Video Chaotic Afghan Vote Recount Threatens Nation’s Future

Afghanistan’s troubled presidential election continues to be rocked by turmoil as an audit of the ballots drags on. The U.N. says the recount will not be completed before September 10. Observers say repeated disputes and delays are threatening the orderly transfer of power and could have dangerous consequences. VOA correspondent Meredith Buel reports.
Video

Video Ukraine Battles Pro-Russia Rebel Assault

After NATO concluded an emergency meeting to discuss the crisis in eastern Ukraine, the country is struggling to contain heavy fighting near the strategic port of Mariupol, on the Azov Sea. Separatist rebels are trying to capture the city, allegedly with Russian military help, and Ukraine's defense forces are digging in. VOA's Daniel Schearf spoke with analysts about what lies ahead for Ukraine.
Video

Video Growing Business Offers Paint with a Twist of Wine

Two New Orleans area women started a small business seven years ago with one thing in mind: to help their neighbors relieve the stress of coping with a hurricane's aftermath. Today their business, which pairs painting and a little bit of wine, has become one of the fastest growing franchises across the U.S. VOA’s June Soh met the entrepreneurs at their newest franchise location in the Washington suburbs.
Video

Video Ebola Vaccine Trials To Begin Next Week

The National Institutes of Health says it is launching early stage trials of a vaccine to prevent the Ebola virus, which has infected or killed thousands of people across West Africa. The World Health Organization says Ebola could infect more than 20,000 people across the region by the time the outbreak is over. The epidemic has health experts and governments scrambling to prevent more people from becoming infected. Zlatica Hoke has more.
Video

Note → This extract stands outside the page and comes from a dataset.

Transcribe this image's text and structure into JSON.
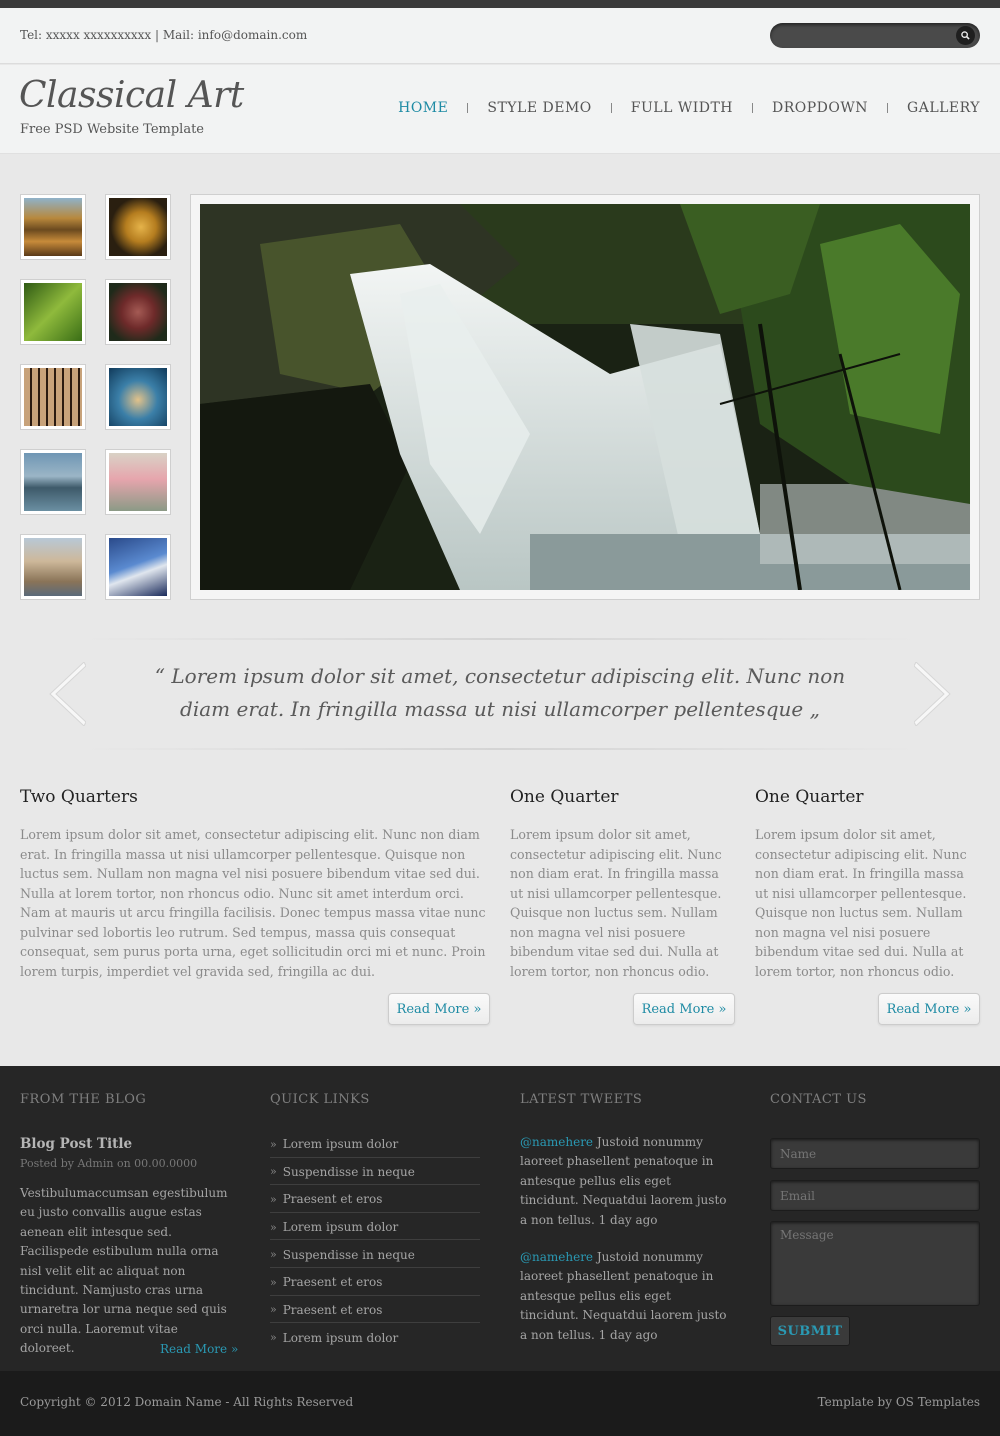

Video Asian Bacteria Threatens Florida Orange Trees

Florida's citrus fruit industry is facing a serious threat from a bacteria carried by the Asian insect called psyllid. The widespread infestation again highlights the danger of transferring non-native species to American soil. VOA’s George Putic reports.
Video

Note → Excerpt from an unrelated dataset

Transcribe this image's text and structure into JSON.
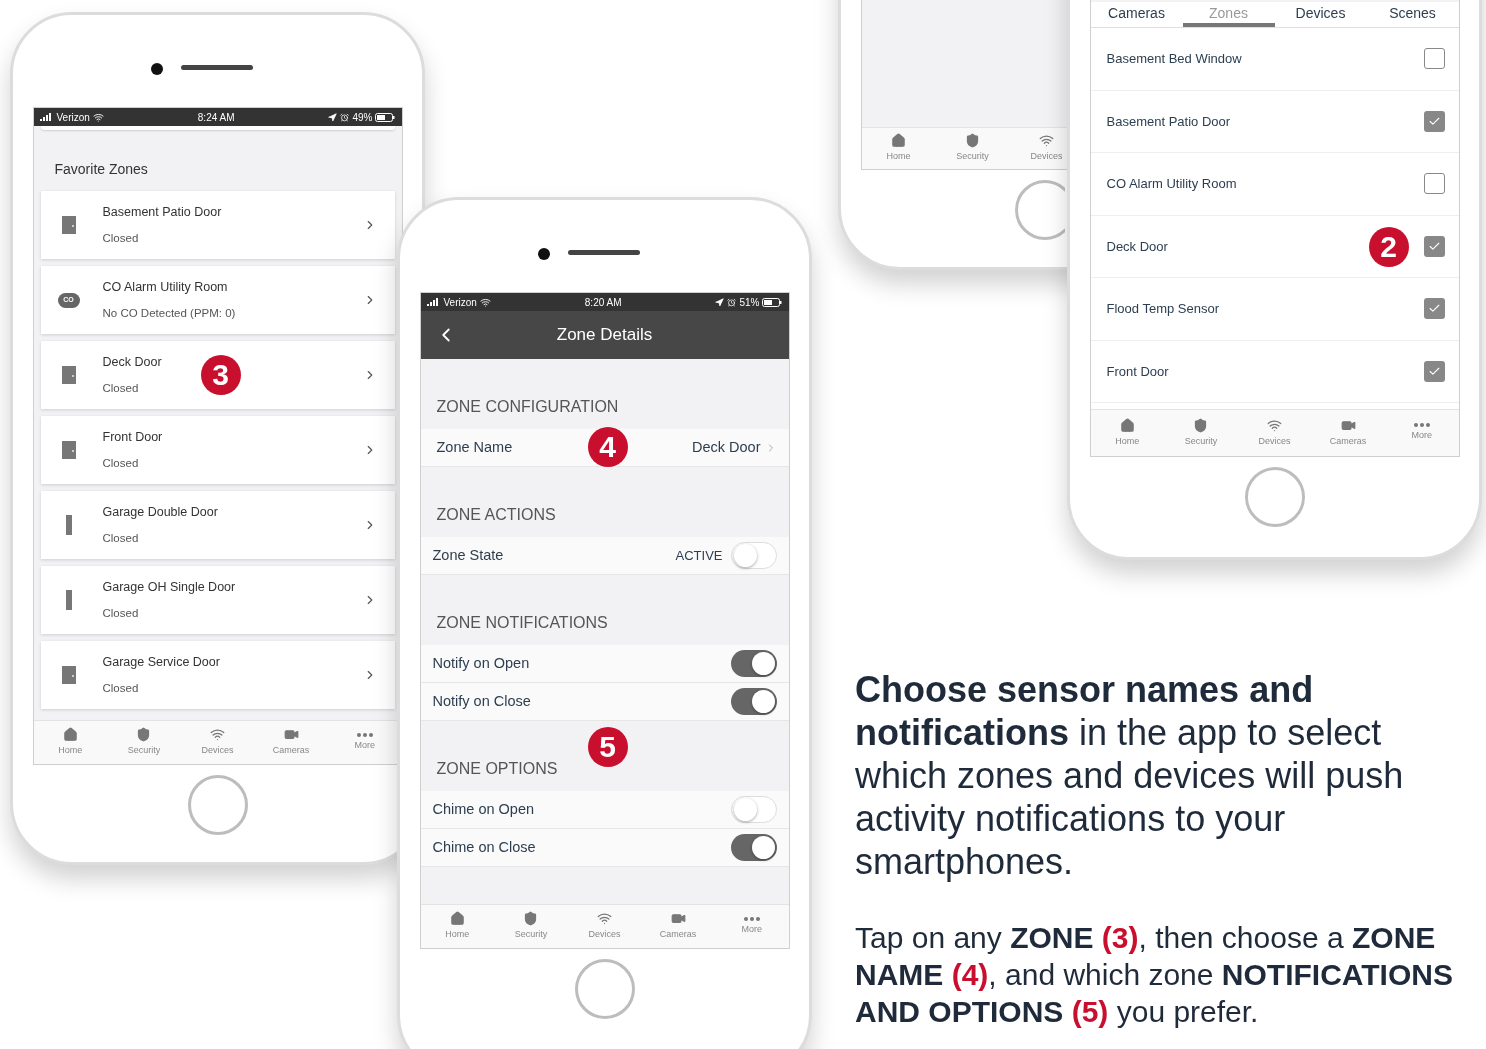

Video Aging Will Reduce Economic Growth Worldwide in Coming Decades

The world is getting older, fast. And as more people retire each year, fewer working-age people will be there to replace them. Bond rating agency Moody’s says that will lead to a decline in household savings; reducing global investments - which in turn, will lead to slower economic growth around the world. But experts say it’s not too late to mitigate the economic impact of the world’s aging populations. Mil Arcega has more.
Video

Video Is West Doing Enough to Tackle Islamic State?

U.S. President Barack Obama has ruled out sending ground troops to Iraq to fight militants of the so-called Islamic State, or ISIS, despite officials in Washington describing the extremist group as the biggest threat the United States has faced in years. Henry Ridgwell reports from London on the growing uncertainty over whether the West’s response to ISIS will be enough to defeat the terrorist threat.
Video

Video Coalition to Fight Islamic State Could Reward Assad

The United States along with European and Mideast allies are considering a broader assault against Islamic State fighters who have spread from Syria into Iraq and risk further destabilizing an already troubled region. But as VOA State Department Correspondent Scott Stearns reports, confronting those militants could end up helping the embattled Syrian President Bashar al-Assad.
Video

Video Made in America Socks Get Toehold in Online Fashion Market

Three young entrepreneurs are hoping to revolutionize the high-end sock industry by introducing all-American creations of their own. And they’re doing most of it the old-fashioned way. VOA’s Julie Taboh recently caught up with them to learn what goes into making their one-of-a-kind socks.
Video

Video Americans, Ex-Pats Send Relief Supplies to West Africa

Health organizations from around the world are sending supplies and specialists to the West African countries that are dealing with the worst Ebola outbreak in history. On a smaller scale, ordinary Americans and African expatriates living in the United States are doing the same. VOA's Carol Pearson reports.

AppleAndroid